There is currently no cure or approved treatment for Myalgic Encephalomyelitis (ME). The Centres for Disease Control and Prevention (CDC) suggests some symptoms can be treated or managed, noting that treatment might provide relief for some patients, but not others and learning new ways to do activities can be helpful. 

The CDC notes patients should talk with their doctors about all potential therapies, because many treatments that are promoted as cures are unproven, often costly, and could be dangerous.

Pacing - a management strategy

The ME – Adult & Paediatric : International Consensus Primer for Medical Practitioners (Primer) is clear that pacing is not a cure, but it is essential for patients to make the best use of their limited energy. Pacing aims to prioritise energy needs and budget for its use. The objective with pacing is to maximise daily functioning and activity endurance while avoiding post-exertional physical and mental exhaustion. The Primer suggests patients should budget their energy by:

  1. Making a first priority to conserve energy for essential daily living activities.
  2. Conserving some energy for unexpected events that will require additional energy.
  3. Budgeting some time to share with others through technology or in person. Suggests patients should be aware this can be exhausting and it is important to rest before and after.
  4. Working towards saving a little energy every day in order to get stronger and invest in future health.

More details on pacing are available in the Primer page 15 or the CDC post exertion malaise section.


Graded exercise therapy

One of the unproven treatments often suggested for ME, is graded exercise therapy (GET). This approach has patients increase their physical activity over time based on a prescribed exercise plan. This is seen as helping improve sleep, mood and pain.

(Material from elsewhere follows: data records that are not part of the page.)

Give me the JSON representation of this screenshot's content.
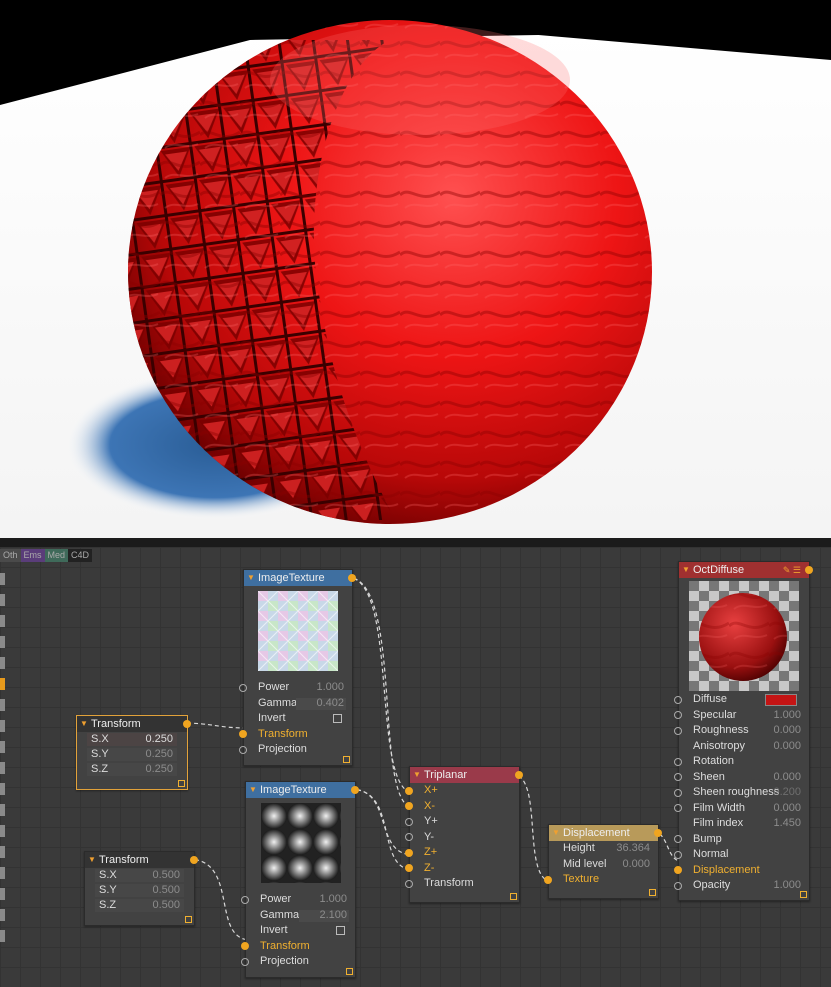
{
  "tabs": [
    "Oth",
    "Ems",
    "Med",
    "C4D"
  ],
  "tab_colors": [
    "#4a4a4a",
    "#5a3d7a",
    "#3f6a5a",
    "#222222"
  ],
  "nodes": {
    "img_top": {
      "title": "ImageTexture",
      "title_color": "#3f6fa0",
      "rows": [
        {
          "label": "Power",
          "value": "1.000"
        },
        {
          "label": "Gamma",
          "value": "0.402"
        },
        {
          "label": "Invert"
        },
        {
          "label": "Transform"
        },
        {
          "label": "Projection"
        }
      ]
    },
    "img_bottom": {
      "title": "ImageTexture",
      "title_color": "#3f6fa0",
      "rows": [
        {
          "label": "Power",
          "value": "1.000"
        },
        {
          "label": "Gamma",
          "value": "2.100"
        },
        {
          "label": "Invert"
        },
        {
          "label": "Transform"
        },
        {
          "label": "Projection"
        }
      ]
    },
    "transform_top": {
      "title": "Transform",
      "rows": [
        {
          "label": "S.X",
          "value": "0.250"
        },
        {
          "label": "S.Y",
          "value": "0.250"
        },
        {
          "label": "S.Z",
          "value": "0.250"
        }
      ]
    },
    "transform_bottom": {
      "title": "Transform",
      "rows": [
        {
          "label": "S.X",
          "value": "0.500"
        },
        {
          "label": "S.Y",
          "value": "0.500"
        },
        {
          "label": "S.Z",
          "value": "0.500"
        }
      ]
    },
    "triplanar": {
      "title": "Triplanar",
      "title_color": "#9a3a4a",
      "rows": [
        "X+",
        "X-",
        "Y+",
        "Y-",
        "Z+",
        "Z-",
        "Transform"
      ]
    },
    "displacement": {
      "title": "Displacement",
      "title_color": "#b89a5a",
      "rows": [
        {
          "label": "Height",
          "value": "36.364"
        },
        {
          "label": "Mid level",
          "value": "0.000"
        },
        {
          "label": "Texture"
        }
      ]
    },
    "octdiffuse": {
      "title": "OctDiffuse",
      "title_color": "#a03030",
      "rows": [
        {
          "label": "Diffuse",
          "value": ""
        },
        {
          "label": "Specular",
          "value": "1.000"
        },
        {
          "label": "Roughness",
          "value": "0.000"
        },
        {
          "label": "Anisotropy",
          "value": "0.000"
        },
        {
          "label": "Rotation",
          "value": ""
        },
        {
          "label": "Sheen",
          "value": "0.000"
        },
        {
          "label": "Sheen roughness",
          "value": "0.200"
        },
        {
          "label": "Film Width",
          "value": "0.000"
        },
        {
          "label": "Film index",
          "value": "1.450"
        },
        {
          "label": "Bump",
          "value": ""
        },
        {
          "label": "Normal",
          "value": ""
        },
        {
          "label": "Displacement",
          "value": ""
        },
        {
          "label": "Opacity",
          "value": "1.000"
        }
      ],
      "diffuse_color": "#c41414"
    }
  }
}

The ME: International Consensus Criteria notes the key feature of people with ME is an inability to produce sufficient energy on demand due to their disease. Advising that following exertion – symptoms are exacerbated (e.g. increase in pain), there is rapid and marked increase in physical and mental exhaustion, exhaustion can occur straight after an activity or over several hours or days. 

The systematic review by the US Agency for Healthcare Research and Quality found there was no evidence that GET was effective in treating ME or CFS, once the broad Oxford CFS criteria was excluded. Patients surveys have also found often people get worse (e.g. go from having moderate ME to severe ME). For example, the UK’s ME Association found graded exercise therapy made 78% of respondents worse, a 2015 Monash University found similar results in Australia. 

Cognitive behaviour therapy

There are two types of cognitive behaviour therapy (CBT) which patients with ME could be offered. One is a supportive therapy, which focuses on ways to cope and manage the impact of this chronic disease on their daily lives. This type of CBT and other professional counselling can be helpful to patients.

The other type of CBT can be harmful. It gets patients to focus on beliefs, attitudes and behaviours that practitioners are seen as barriers to people getting well. This type of CBT is often couple with GET.  As noted above, patients surveys indicate people can get worse. 

The type of CBT offered is highly dependent on the health professional. Unfortunately, as the 2015 Institute of Medicine Report points out many health professionals have mistake beliefs that ME is a mental health condition, consider it a figment of the patient’s imagination, or are skeptical about the serious nature of the illness.